Arriving in Morocco – sounds easier than it is. After my flight with the royal Moroccan airline, which has been around for 60 years (my plane probably also dates back to that time), I landed at Marrakech airport after midnight.
At the latest when I see the crowds of people streaming towards passport control I am wide awake again. But I’m not allowed to join the three kilometers long queue: The friendly officer at the entrance to the queue points to a crowd of people behind me, which is busy with filling out forms. Well, it could have been done on the plane. But why should it be too easy for the (tired) tourists?
Ten minutes later (of course I don’t have a pen handy) I am allowed to join the queue, which has mutated into a confusing bunch. It is hard to move forward, and one hour later at the desk, I have to answer all kinds of questions regarding my trip. Around 2 o’clock at night (or is it already 3 o’clock?) I finally arrive in my nice riad in the middle of the medina of Marrakech.

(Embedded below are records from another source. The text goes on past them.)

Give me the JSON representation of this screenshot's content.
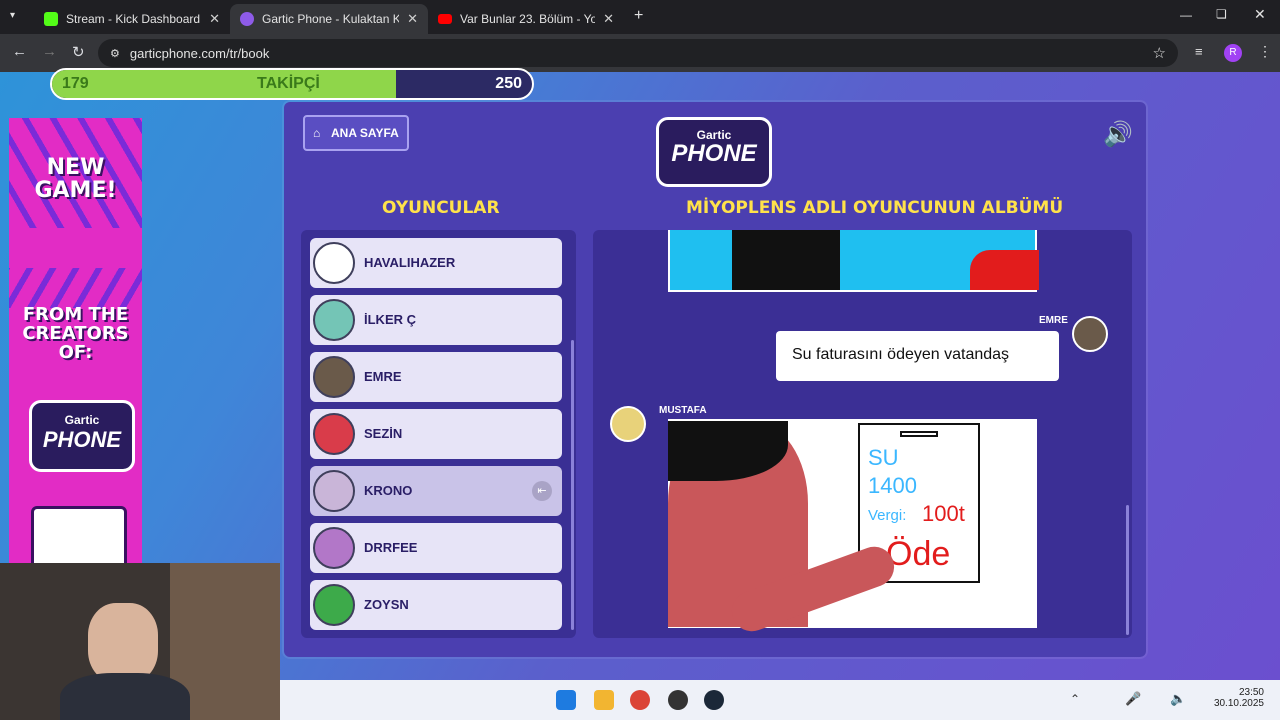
{
  "browser": {
    "tabs": [
      {
        "label": "Stream - Kick Dashboard",
        "favicon_color": "#53fc18",
        "active": false
      },
      {
        "label": "Gartic Phone - Kulaktan Kulağa",
        "favicon_color": "#8e5be8",
        "active": true
      },
      {
        "label": "Var Bunlar 23. Bölüm - YouTube",
        "favicon_color": "#ff0000",
        "active": false
      }
    ],
    "url": "garticphone.com/tr/book",
    "profile_initial": "R"
  },
  "follow_bar": {
    "current": "179",
    "label": "TAKİPÇİ",
    "goal": "250",
    "progress": 0.716
  },
  "ad": {
    "line1": "NEW GAME!",
    "line2": "FROM THE CREATORS OF:",
    "brand_top": "Gartic",
    "brand_bottom": "PHONE"
  },
  "game": {
    "home_label": "ANA SAYFA",
    "logo_top": "Gartic",
    "logo_bottom": "PHONE",
    "players_heading": "OYUNCULAR",
    "album_heading": "MİYOPLENS ADLI OYUNCUNUN ALBÜMÜ",
    "players": [
      {
        "name": "HAVALIHAZER",
        "avatar_color": "#ffffff"
      },
      {
        "name": "İLKER Ç",
        "avatar_color": "#74c5b6"
      },
      {
        "name": "EMRE",
        "avatar_color": "#6a5a4a"
      },
      {
        "name": "SEZİN",
        "avatar_color": "#d93c4a"
      },
      {
        "name": "KRONO",
        "avatar_color": "#c9b5d8",
        "selected": true
      },
      {
        "name": "DRRFEE",
        "avatar_color": "#b277c8"
      },
      {
        "name": "ZOYSN",
        "avatar_color": "#3daa4a"
      }
    ],
    "entries": [
      {
        "author": "EMRE",
        "text": "Su faturasını ödeyen vatandaş"
      },
      {
        "author": "MUSTAFA",
        "drawing_text_1": "SU",
        "drawing_text_2": "1400",
        "drawing_text_3": "Vergi:",
        "drawing_text_4": "100t",
        "drawing_text_5": "Öde"
      }
    ]
  },
  "taskbar": {
    "time": "23:50",
    "date": "30.10.2025"
  }
}
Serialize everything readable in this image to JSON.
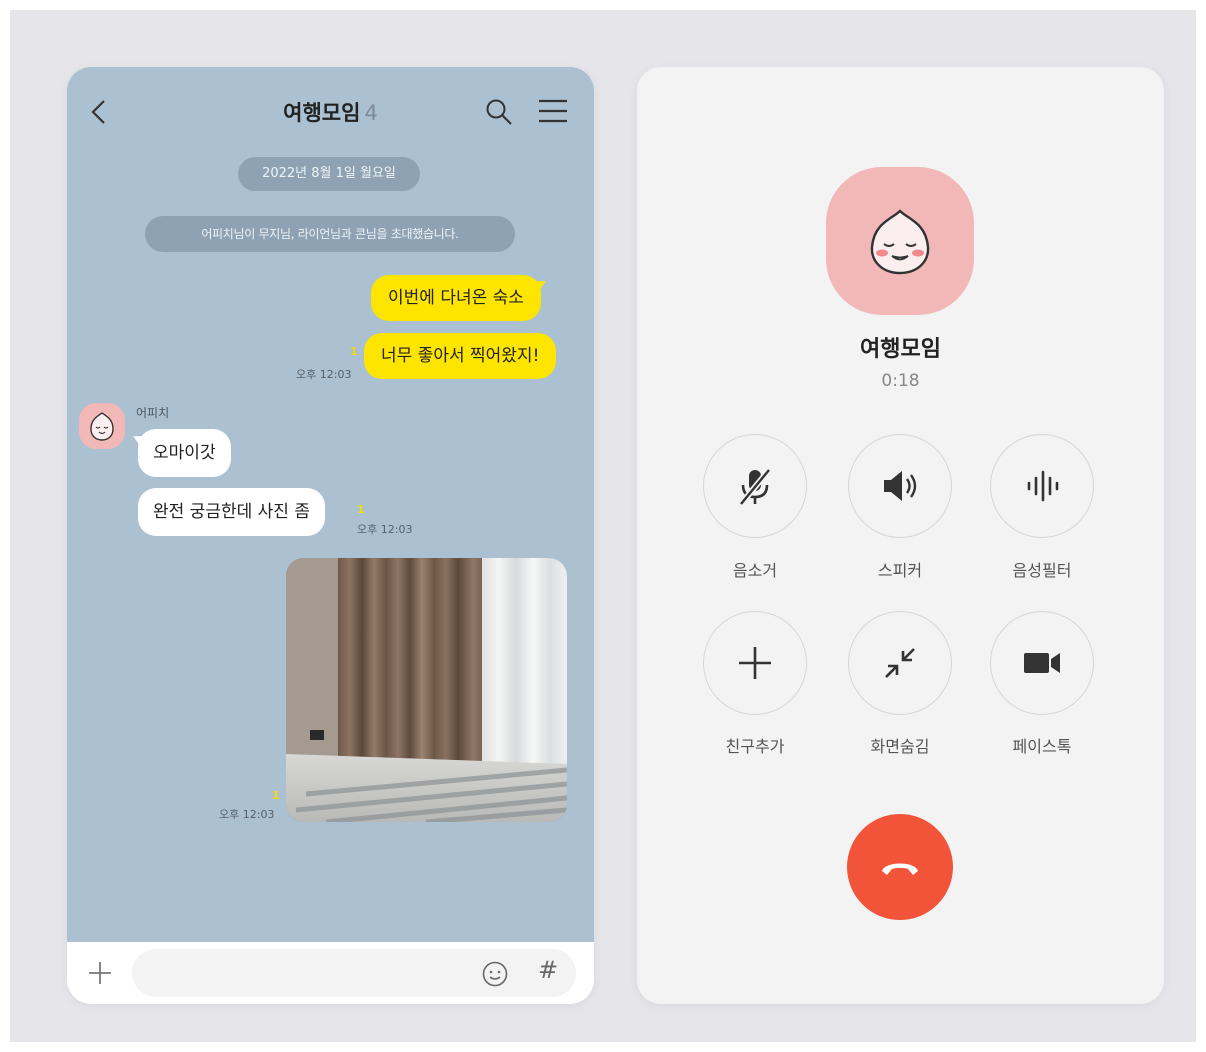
{
  "chat": {
    "title": "여행모임",
    "member_count": "4",
    "date_divider": "2022년 8월 1일 월요일",
    "notice": "어피치님이 무지님, 라이언님과 콘님을 초대했습니다.",
    "messages": {
      "me1": {
        "text": "이번에 다녀온 숙소"
      },
      "me2": {
        "text": "너무 좋아서 찍어왔지!",
        "unread": "1",
        "time": "오후 12:03"
      },
      "sender_name": "어피치",
      "you1": {
        "text": "오마이갓"
      },
      "you2": {
        "text": "완전 궁금한데 사진 좀",
        "unread": "1",
        "time": "오후 12:03"
      },
      "photo": {
        "unread": "1",
        "time": "오후 12:03"
      }
    },
    "input": {
      "placeholder": "",
      "hash": "#"
    }
  },
  "call": {
    "name": "여행모임",
    "timer": "0:18",
    "controls": [
      {
        "label": "음소거",
        "icon": "mic-off-icon"
      },
      {
        "label": "스피커",
        "icon": "speaker-icon"
      },
      {
        "label": "음성필터",
        "icon": "voice-filter-icon"
      },
      {
        "label": "친구추가",
        "icon": "plus-icon"
      },
      {
        "label": "화면숨김",
        "icon": "minimize-icon"
      },
      {
        "label": "페이스톡",
        "icon": "video-icon"
      }
    ],
    "hangup_color": "#f2543a"
  },
  "colors": {
    "chat_bg": "#abc1d1",
    "my_bubble": "#fee500",
    "avatar_pink": "#f2b8b7"
  }
}
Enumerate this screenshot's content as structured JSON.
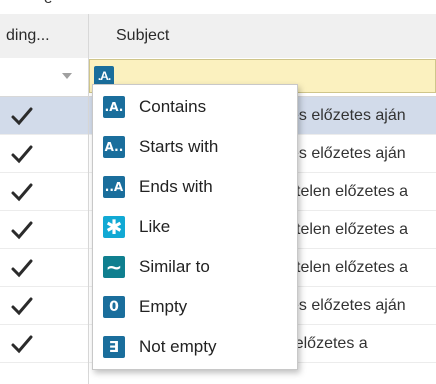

Who turned the clock?
As to the time I haven’t known for days what is going on, because everybody has another one. At the beginning I adjusted the time, but then I lost the desire to put my watch forward and backward constantly. On vacation, an hour back or forth doesn’t matter anyway! Then a local explains to me, when I am one hour late for the meeting, why it is so confusing with the Moroccan time: Last Friday, Morocco surprisingly decided not to change back to winter time but to stick to summer time. But it seems the news hasn’t reached the majority of the population yet… At least nobody in our riad knows anything about these decisions. And at the airport now all hell seems to have broken loose because the IT was not prepared for the everlasting summer time.
I enjoy my time in Marrakech – as far as the constant rain and tourist rush allows it. Our riad is located in a quiet alleyway, through which hardly any suitcase can fit. We have a great view over the roofs of the medina up to the snow-covered mountains of the Atlas. Between the cloudbursts I’m constantly in the souks (actually Marrakech is one huge souk), see the tanners at work, drop in on carpet dealers, try on caftans and almost take an apartment door home that was foisted on me by an ambitious salesman. The narrow streets are hopelessly overcrowded with tourists, locals, moped drivers and donkey carts. But the sellers are holding back as far as possible and do not crowd the passers-by. And if all the hustle and bustle gets too much, one can flee into the beautiful gardens and parks outside of the medina.
The highlight of my tourist life in Marrakech is the belly dance show, which I really wanted to see. The troop consists of two half-naked Moroccan women, who constantly take victims from the audience onto the dance floor and sway them around without mercy. I have the great „luck“ to be among the chosen ones. At some point I have a golden tray with candles on my head. Thank God, almost nobody knows me here… Well, my need for belly dance shows in Morocco is satisfied for now!